Start of Block

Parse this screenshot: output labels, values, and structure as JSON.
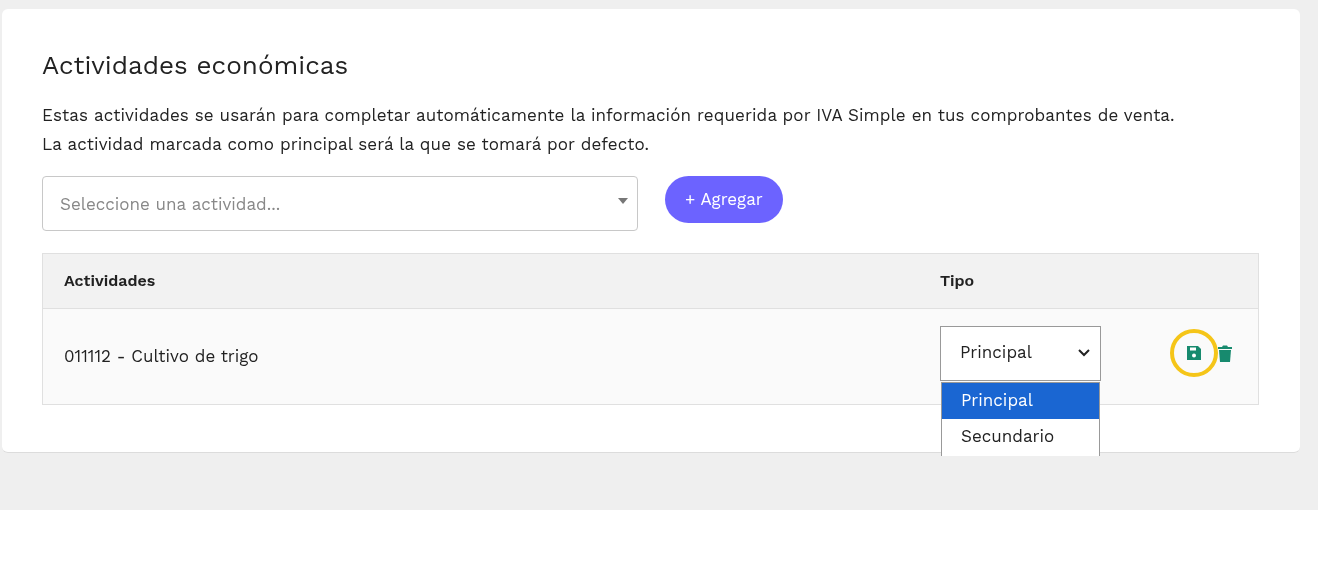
{
  "title": "Actividades económicas",
  "description": "Estas actividades se usarán para completar automáticamente la información requerida por IVA Simple en tus comprobantes de venta. La actividad marcada como principal será la que se tomará por defecto.",
  "activity_select": {
    "placeholder": "Seleccione una actividad..."
  },
  "add_button": "+ Agregar",
  "table": {
    "columns": [
      "Actividades",
      "Tipo"
    ],
    "rows": [
      {
        "activity": "011112 - Cultivo de trigo",
        "type": "Principal",
        "save_highlighted": true,
        "type_options": [
          {
            "label": "Principal",
            "selected": true
          },
          {
            "label": "Secundario",
            "selected": false
          }
        ]
      }
    ]
  }
}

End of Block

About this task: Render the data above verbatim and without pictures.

Expected answer:
Parse this screenshot: output labels, values, and structure as JSON.
{
  "title": "Actividades económicas",
  "description": "Estas actividades se usarán para completar automáticamente la información requerida por IVA Simple en tus comprobantes de venta. La actividad marcada como principal será la que se tomará por defecto.",
  "activity_select": {
    "placeholder": "Seleccione una actividad..."
  },
  "add_button": "+ Agregar",
  "table": {
    "columns": [
      "Actividades",
      "Tipo"
    ],
    "rows": [
      {
        "activity": "011112 - Cultivo de trigo",
        "type": "Principal",
        "save_highlighted": true,
        "type_options": [
          {
            "label": "Principal",
            "selected": true
          },
          {
            "label": "Secundario",
            "selected": false
          }
        ]
      }
    ]
  }
}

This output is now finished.